Building a Dashboard in Google Sites

December 22, 2017

One of the the things I did at the beginning of this year that has saved me a ton of time is build a simple static webpage in Google Sites with links to all of the things I most frequently use—the specific page for my class in canvas, the page in our SIS that lets me write quick special comments, our electronic grade book and more. Here’s what my page looks like:


Here are a few quick suggestions of things I’ve found super useful to include:

  • A simple Google spreadsheet listing all of the students in my class and their emails. This is something I started doing a couple of years ago, and it’s turned out to be insanely useful for times when I need to quickly sort my students, keep track of who’s turned in some one off assignment or anytime I quickly need to generate a class list to paste into something.
  • A custom Random Team Generator for each class: We all know the power of visible random grouping, but too often, I find myself pasting in a class last at the last minute to create groups. The awesome Random Team Generator allows me to paste in a list ahead of time, and then gives me a url that I can put in my links page and revisit any time I need to generate new groups.
  • Direct links to your class in your SIS and LMS: It usually takes me 3 or 4 clicks to get to my course page in canvas. I can save myself a decent amount of time just by copying the course link from the LMS and including it here on my links page.
  • A mailto link for my class, or direct link to the new announcement page in my LMS: I haven’t implemented this yet, but having one click access from my default page to be able to send a message to my whole class seems like a big timesaver.
  • A link to my electronic gradebook: It seems silly, but having a direct link to the gradebook page for each class has made it much easier for me to stay on top of grade entry.
  • Links to course materials in Google Drive: It’s truly wonderful not to have to click through folder after folder to get to that assessment or packet I’d like to see.

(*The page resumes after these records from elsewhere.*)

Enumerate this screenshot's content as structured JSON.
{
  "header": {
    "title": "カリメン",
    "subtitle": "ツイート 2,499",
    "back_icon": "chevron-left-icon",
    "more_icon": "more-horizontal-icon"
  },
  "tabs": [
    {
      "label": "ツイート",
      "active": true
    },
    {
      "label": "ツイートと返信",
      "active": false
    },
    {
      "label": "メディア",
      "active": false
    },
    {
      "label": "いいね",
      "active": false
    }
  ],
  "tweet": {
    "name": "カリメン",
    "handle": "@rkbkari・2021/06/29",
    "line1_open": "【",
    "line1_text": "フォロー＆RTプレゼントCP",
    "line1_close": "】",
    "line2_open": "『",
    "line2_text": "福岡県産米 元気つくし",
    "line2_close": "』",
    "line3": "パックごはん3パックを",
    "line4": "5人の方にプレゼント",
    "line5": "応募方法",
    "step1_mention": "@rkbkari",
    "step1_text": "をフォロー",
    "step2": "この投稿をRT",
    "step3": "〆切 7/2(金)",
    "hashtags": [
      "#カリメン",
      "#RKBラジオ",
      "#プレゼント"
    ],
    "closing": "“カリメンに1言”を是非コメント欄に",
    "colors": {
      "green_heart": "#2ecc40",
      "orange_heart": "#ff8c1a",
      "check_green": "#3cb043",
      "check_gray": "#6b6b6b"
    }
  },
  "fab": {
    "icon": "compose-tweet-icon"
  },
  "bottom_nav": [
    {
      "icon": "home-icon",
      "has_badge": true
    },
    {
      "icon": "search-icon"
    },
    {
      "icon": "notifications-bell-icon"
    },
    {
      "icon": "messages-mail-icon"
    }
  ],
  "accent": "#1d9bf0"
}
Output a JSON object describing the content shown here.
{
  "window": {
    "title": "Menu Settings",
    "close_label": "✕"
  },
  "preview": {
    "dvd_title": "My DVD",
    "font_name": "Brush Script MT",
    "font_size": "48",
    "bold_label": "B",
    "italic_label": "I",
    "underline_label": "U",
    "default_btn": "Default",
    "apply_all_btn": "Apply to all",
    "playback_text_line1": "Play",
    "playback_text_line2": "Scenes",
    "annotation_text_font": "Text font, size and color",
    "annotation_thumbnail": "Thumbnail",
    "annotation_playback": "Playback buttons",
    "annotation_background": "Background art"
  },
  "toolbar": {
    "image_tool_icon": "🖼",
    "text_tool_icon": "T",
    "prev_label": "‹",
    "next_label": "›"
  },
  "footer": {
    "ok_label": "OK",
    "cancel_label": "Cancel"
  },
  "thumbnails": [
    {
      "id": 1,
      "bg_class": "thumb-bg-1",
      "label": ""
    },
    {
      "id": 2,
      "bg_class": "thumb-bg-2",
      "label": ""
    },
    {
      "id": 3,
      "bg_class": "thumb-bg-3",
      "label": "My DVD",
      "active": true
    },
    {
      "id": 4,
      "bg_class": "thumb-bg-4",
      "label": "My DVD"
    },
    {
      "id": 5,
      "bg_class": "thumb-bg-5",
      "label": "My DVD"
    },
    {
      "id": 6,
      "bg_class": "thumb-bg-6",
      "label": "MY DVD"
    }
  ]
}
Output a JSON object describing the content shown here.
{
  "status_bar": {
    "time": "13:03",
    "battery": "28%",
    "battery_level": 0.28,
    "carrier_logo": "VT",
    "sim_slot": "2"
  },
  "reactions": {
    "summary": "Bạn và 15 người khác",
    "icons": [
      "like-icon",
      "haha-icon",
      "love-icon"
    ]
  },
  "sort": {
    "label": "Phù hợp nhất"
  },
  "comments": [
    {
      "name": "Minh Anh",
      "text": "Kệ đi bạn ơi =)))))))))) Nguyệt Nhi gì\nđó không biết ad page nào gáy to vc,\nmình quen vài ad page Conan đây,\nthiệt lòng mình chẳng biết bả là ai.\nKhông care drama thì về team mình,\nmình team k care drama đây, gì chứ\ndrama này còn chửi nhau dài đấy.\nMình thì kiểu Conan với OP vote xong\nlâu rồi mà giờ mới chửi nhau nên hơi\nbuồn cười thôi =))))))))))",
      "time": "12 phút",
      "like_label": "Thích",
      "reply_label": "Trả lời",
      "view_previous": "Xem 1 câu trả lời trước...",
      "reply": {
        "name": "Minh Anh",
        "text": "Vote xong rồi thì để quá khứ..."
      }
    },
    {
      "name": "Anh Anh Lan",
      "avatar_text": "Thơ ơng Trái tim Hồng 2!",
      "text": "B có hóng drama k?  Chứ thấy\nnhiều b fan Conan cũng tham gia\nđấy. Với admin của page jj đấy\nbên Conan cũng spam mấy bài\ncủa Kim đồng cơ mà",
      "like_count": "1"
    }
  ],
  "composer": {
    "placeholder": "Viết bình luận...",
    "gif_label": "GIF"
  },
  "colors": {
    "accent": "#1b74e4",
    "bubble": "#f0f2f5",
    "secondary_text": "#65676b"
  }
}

Google sites is super easy to use and even if you’ve never made a webpage, you’ll probably be able to create a basic quick links page in under 5 minutes with their excellent documentation.

I’ve also started using Practice Logs this year, an idea I adapted from Casey Rutherford and intend to blog about in the near future. One of the best things this page has allowed me to do is put a direct link to each student’s practice log on my links page, so now I’m a single click away from any student’s practice log, which makes it much easier for me to give regular feedback to my students and check to see how their practice is going.

If you do setup a links page like this, you’ll want to make it your default page, and somehow in 2017, my browser of choice, Google Chrome, doesn’t seem to let you change the window that new tabs open to, so I had to use the extension New Tab Redirect, which does the trick.